• Task to carry out:
If a line in the records below contains the word "icon", copy it out.

• Provided data:
....
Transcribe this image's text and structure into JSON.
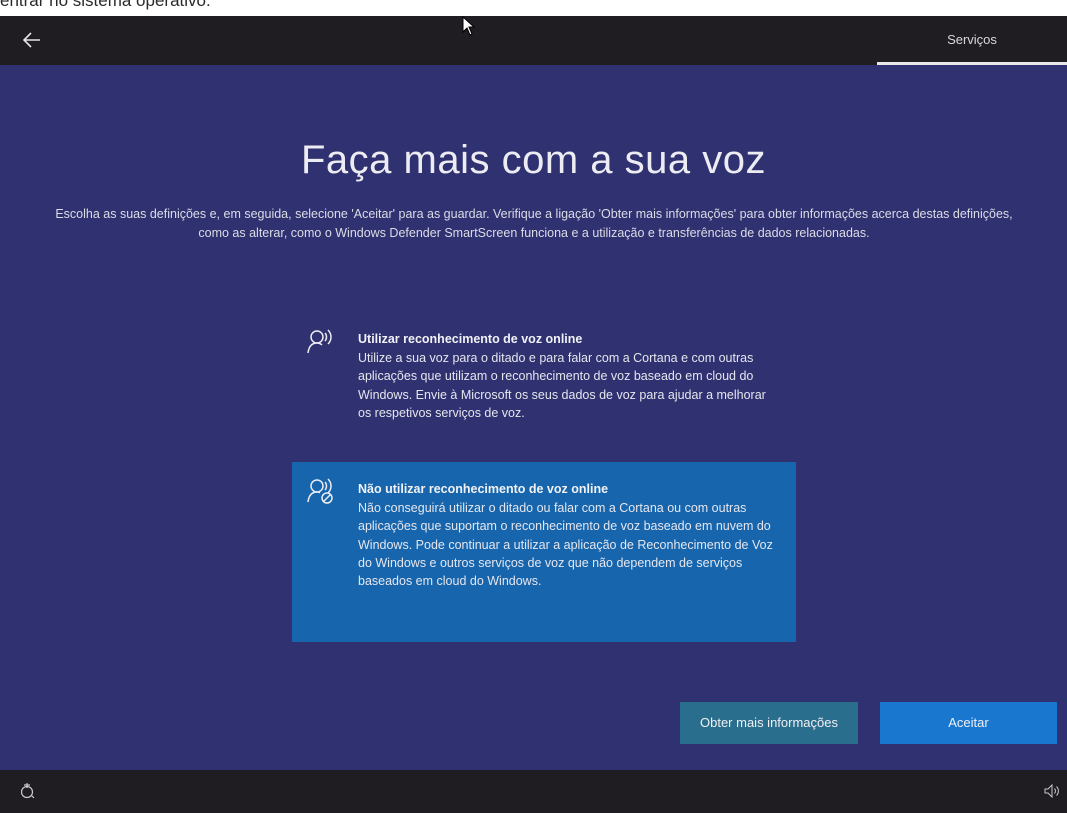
{
  "caption": "entrar no sistema operativo.",
  "header": {
    "back_icon": "back-arrow-icon",
    "tab_label": "Serviços"
  },
  "main": {
    "title": "Faça mais com a sua voz",
    "subtitle": "Escolha as suas definições e, em seguida, selecione 'Aceitar' para as guardar. Verifique a ligação 'Obter mais informações' para obter informações acerca destas definições, como as alterar, como o Windows Defender SmartScreen funciona e a utilização e transferências de dados relacionadas."
  },
  "options": [
    {
      "icon": "speech-recognition-icon",
      "title": "Utilizar reconhecimento de voz online",
      "description": "Utilize a sua voz para o ditado e para falar com a Cortana e com outras aplicações que utilizam o reconhecimento de voz baseado em cloud do Windows. Envie à Microsoft os seus dados de voz para ajudar a melhorar os respetivos serviços de voz.",
      "selected": false
    },
    {
      "icon": "speech-recognition-off-icon",
      "title": "Não utilizar reconhecimento de voz online",
      "description": "Não conseguirá utilizar o ditado ou falar com a Cortana ou com outras aplicações que suportam o reconhecimento de voz baseado em nuvem do Windows. Pode continuar a utilizar a aplicação de Reconhecimento de Voz do Windows e outros serviços de voz que não dependem de serviços baseados em cloud do Windows.",
      "selected": true
    }
  ],
  "buttons": {
    "more_info": "Obter mais informações",
    "accept": "Aceitar"
  },
  "footer": {
    "accessibility_icon": "accessibility-icon",
    "volume_icon": "volume-icon"
  },
  "colors": {
    "background": "#2f3170",
    "selected_option": "#1665ad",
    "accept_button": "#1977d0",
    "more_info_button": "#2a6e8e"
  }
}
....
• Completed task:
    "back_icon": "back-arrow-icon",
      "icon": "speech-recognition-icon",
      "icon": "speech-recognition-off-icon",
    "accessibility_icon": "accessibility-icon",
    "volume_icon": "volume-icon"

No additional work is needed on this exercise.